Hunt, K. M. R. ORCID:, Turner, A. G. ORCID: and Shaffrey, L. C. ORCID: (2019) Representation of western disturbances in CMIP5 models. Journal of Climate, 32. pp. 1997-2011. ISSN 1520-0442

Text - Accepted Version
· Please see our End User Agreement before downloading.


It is advisable to refer to the publisher's version if you intend to cite from this work. See Guidance on citing.

To link to this item DOI: 10.1175/JCLI-D-18-0420.1


Western disturbances (WDs) are synoptic extratropical disturbances embedded in the subtropical westerly jet stream. They are an integral part of the South Asian winter climate, both for the agriculture-supporting precipitation they bring to the region and for the associated isolated extreme events that can induce devastating flash flooding. Here, WD behaviour and impacts are characterised in 23 CMIP5 historical simulations and compared with reanalysis and observations. It is found that WD frequency has a strong relationship with model resolution: higher resolution models produce significantly more WDs, and a disproportionately high fraction of extreme events. Exploring metrics of jet strength and shape, we find that the most probable cause of this relationship is that the jet is wider in models with coarser resolution, and therefore the northern edge in which WDs are spun up sits too far north of India. The frequency of WDs in both winter and summer is found to be overestimated by most models, and thus the winter frequency of WDs estimated from the multi-model mean (30 winter−1) is above the reanalysis mean (26 winter−1). In this case, the error cannot be adequately explained by local jet position and strength. Instead, we show that it is linked with a positive bias in upstream mid-tropospheric baroclinicity. Despite a positive winter precipitation bias in CMIP5 models over most of India and Pakistan and a dry bias in the western Himalaya, the fraction of winter precipitation for which WDs are responsible is accurately represented.

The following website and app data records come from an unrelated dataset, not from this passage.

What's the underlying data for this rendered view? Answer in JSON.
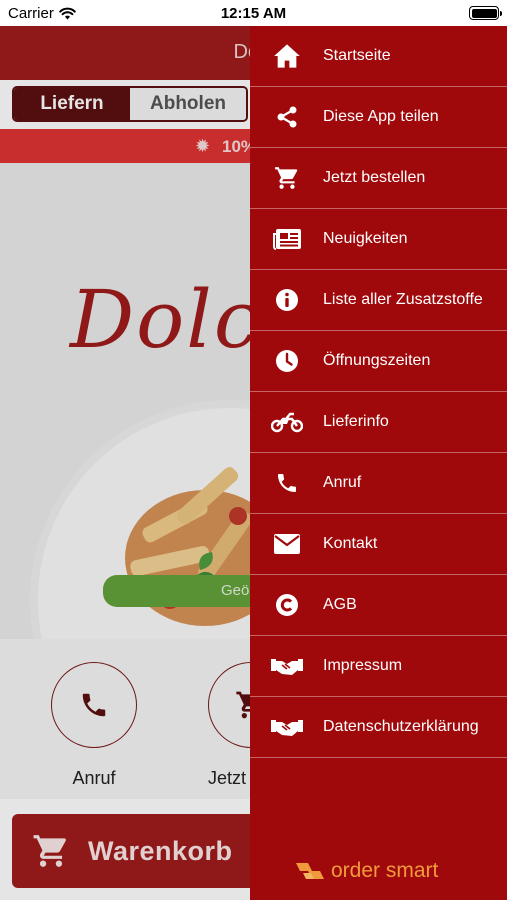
{
  "status_bar": {
    "carrier": "Carrier",
    "time": "12:15 AM"
  },
  "app": {
    "header_title": "Dolc",
    "segments": [
      {
        "label": "Liefern"
      },
      {
        "label": "Abholen"
      }
    ],
    "promo_text": "10%",
    "order_button_text": "Geö",
    "quick_actions": [
      {
        "label": "Anruf"
      },
      {
        "label": "Jetzt b"
      }
    ],
    "cart_label": "Warenkorb",
    "logo_text": "Dolce"
  },
  "menu": {
    "items": [
      {
        "label": "Startseite",
        "icon": "home-icon"
      },
      {
        "label": "Diese App teilen",
        "icon": "share-icon"
      },
      {
        "label": "Jetzt bestellen",
        "icon": "cart-icon"
      },
      {
        "label": "Neuigkeiten",
        "icon": "newspaper-icon"
      },
      {
        "label": "Liste aller Zusatzstoffe",
        "icon": "info-icon"
      },
      {
        "label": "Öffnungszeiten",
        "icon": "clock-icon"
      },
      {
        "label": "Lieferinfo",
        "icon": "motorcycle-icon"
      },
      {
        "label": "Anruf",
        "icon": "phone-icon"
      },
      {
        "label": "Kontakt",
        "icon": "envelope-icon"
      },
      {
        "label": "AGB",
        "icon": "copyright-icon"
      },
      {
        "label": "Impressum",
        "icon": "handshake-icon"
      },
      {
        "label": "Datenschutzerklärung",
        "icon": "handshake-icon"
      }
    ],
    "brand": "order smart"
  },
  "colors": {
    "menu_background": "#a0090b",
    "header_red": "#a01c1c",
    "promo_red": "#e03434",
    "order_green": "#62a33a",
    "brand_orange": "#ef9a3d"
  }
}
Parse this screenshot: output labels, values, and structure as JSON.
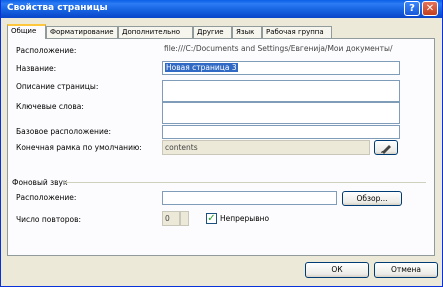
{
  "window": {
    "title": "Свойства страницы",
    "help_glyph": "?",
    "close_glyph": "✕"
  },
  "tabs": [
    "Общие",
    "Форматирование",
    "Дополнительно",
    "Другие",
    "Язык",
    "Рабочая группа"
  ],
  "fields": {
    "location": {
      "label": "Расположение:",
      "value": "file:///C:/Documents and Settings/Евгенија/Мои документы/"
    },
    "title": {
      "label": "Название:",
      "value": "Новая страница 3"
    },
    "description": {
      "label": "Описание страницы:",
      "value": ""
    },
    "keywords": {
      "label": "Ключевые слова:",
      "value": ""
    },
    "base": {
      "label": "Базовое расположение:",
      "value": ""
    },
    "default_target": {
      "label": "Конечная рамка по умолчанию:",
      "value": "contents"
    }
  },
  "background_sound": {
    "group_label": "Фоновый звук",
    "location_label": "Расположение:",
    "location_value": "",
    "browse_label": "Обзор...",
    "loop_label": "Число повторов:",
    "loop_value": "0",
    "forever_label": "Непрерывно",
    "forever_checked": true
  },
  "buttons": {
    "ok": "ОК",
    "cancel": "Отмена"
  }
}
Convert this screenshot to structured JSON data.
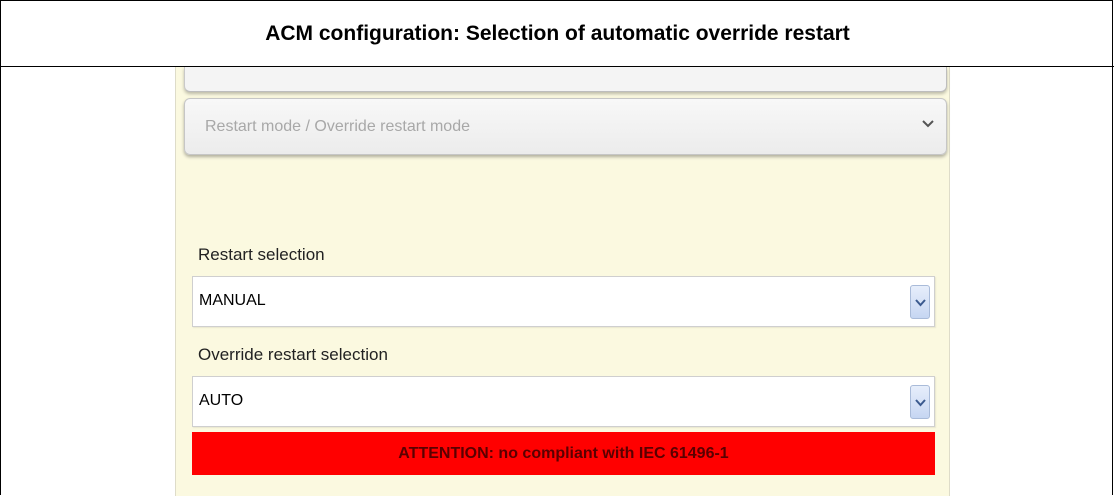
{
  "title": "ACM configuration: Selection of automatic override restart",
  "accordion": {
    "label": "Restart mode / Override restart mode",
    "icon": "chevron-down-icon"
  },
  "restart": {
    "label": "Restart selection",
    "value": "MANUAL"
  },
  "override_restart": {
    "label": "Override restart selection",
    "value": "AUTO"
  },
  "warning": {
    "text": "ATTENTION: no compliant with IEC 61496-1",
    "color": "#ff0000"
  },
  "colors": {
    "panel_background": "#fbf9e0",
    "select_button": "#c6d6f2"
  }
}
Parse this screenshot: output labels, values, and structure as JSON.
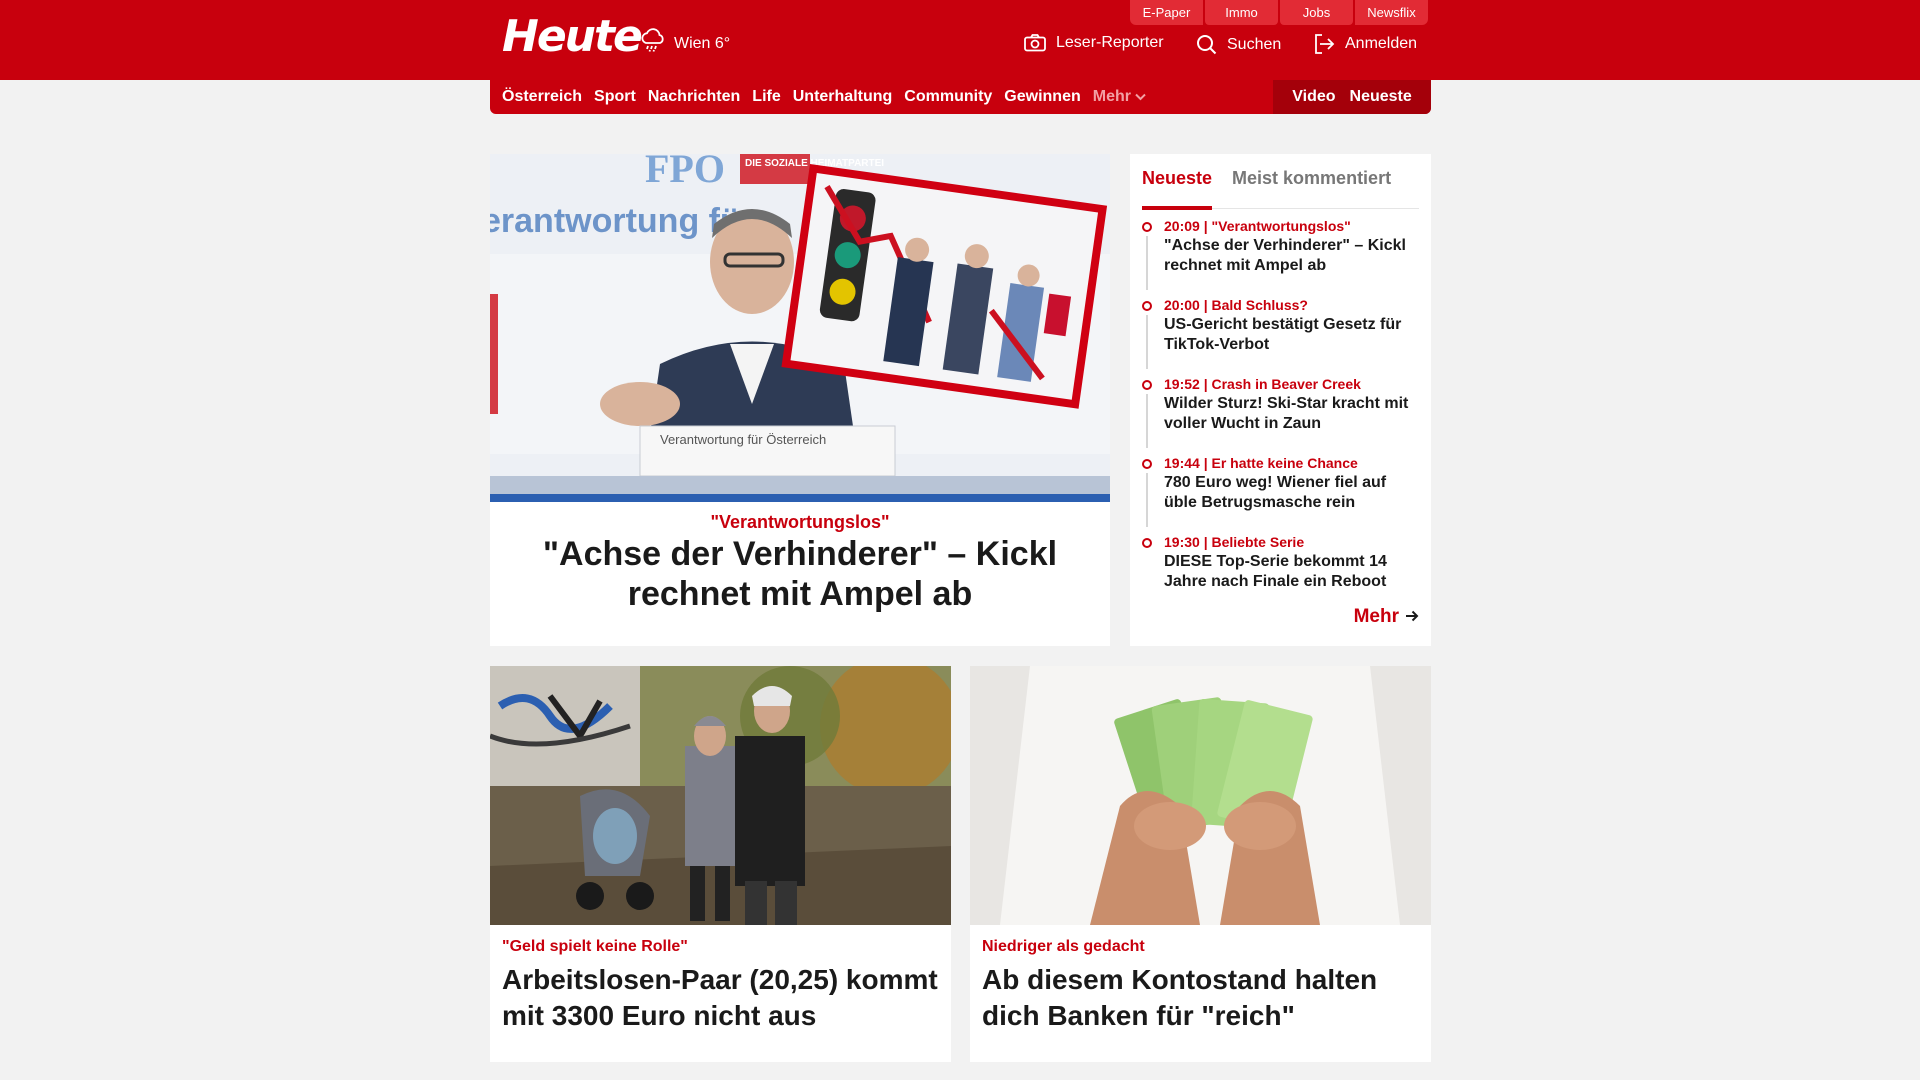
{
  "header": {
    "logo": "Heute",
    "weather": "Wien 6°",
    "top_links": [
      "E-Paper",
      "Immo",
      "Jobs",
      "Newsflix"
    ],
    "leser_reporter": "Leser-Reporter",
    "search": "Suchen",
    "login": "Anmelden"
  },
  "nav": {
    "items": [
      "Österreich",
      "Sport",
      "Nachrichten",
      "Life",
      "Unterhaltung",
      "Community",
      "Gewinnen"
    ],
    "more": "Mehr",
    "video": "Video",
    "latest": "Neueste"
  },
  "hero": {
    "kicker": "\"Verantwortungslos\"",
    "title": "\"Achse der Verhinderer\" – Kickl rechnet mit Ampel ab",
    "image_text_banner": "erantwortung für",
    "image_text_logo": "FPÖ",
    "image_text_logo_sub": "DIE SOZIALE HEIMATPARTEI",
    "image_text_lectern": "Verantwortung für Österreich"
  },
  "sidebar": {
    "tabs": [
      "Neueste",
      "Meist kommentiert"
    ],
    "items": [
      {
        "meta": "20:09 | \"Verantwortungslos\"",
        "title": "\"Achse der Verhinderer\" – Kickl rechnet mit Ampel ab"
      },
      {
        "meta": "20:00 | Bald Schluss?",
        "title": "US-Gericht bestätigt Gesetz für TikTok-Verbot"
      },
      {
        "meta": "19:52 | Crash in Beaver Creek",
        "title": "Wilder Sturz! Ski-Star kracht mit voller Wucht in Zaun"
      },
      {
        "meta": "19:44 | Er hatte keine Chance",
        "title": "780 Euro weg! Wiener fiel auf üble Betrugsmasche rein"
      },
      {
        "meta": "19:30 | Beliebte Serie",
        "title": "DIESE Top-Serie bekommt 14 Jahre nach Finale ein Reboot"
      }
    ],
    "more": "Mehr"
  },
  "cards": [
    {
      "kicker": "\"Geld spielt keine Rolle\"",
      "title": "Arbeitslosen-Paar (20,25) kommt mit 3300 Euro nicht aus"
    },
    {
      "kicker": "Niedriger als gedacht",
      "title": "Ab diesem Kontostand halten dich Banken für \"reich\""
    }
  ],
  "colors": {
    "brand_red": "#c8000d",
    "nav_dark_red": "#a4000a",
    "top_link_red": "#e22b35",
    "background": "#f2f2f2"
  }
}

Using partial correlation, it is shown that the overestimation in WD frequency is the largest contributor to this bias, with a secondary, spatially heterogeneous contribution coming from the overestimation of WD intensity.

Item Type:Article
Divisions:Science > School of Mathematical, Physical and Computational Sciences > NCAS
Science > School of Mathematical, Physical and Computational Sciences > Department of Meteorology
ID Code:79064
Publisher:American Meteorological Society


Downloads per month over past year

University Staff: Request a correction | Centaur Editors: Update this record

Page navigation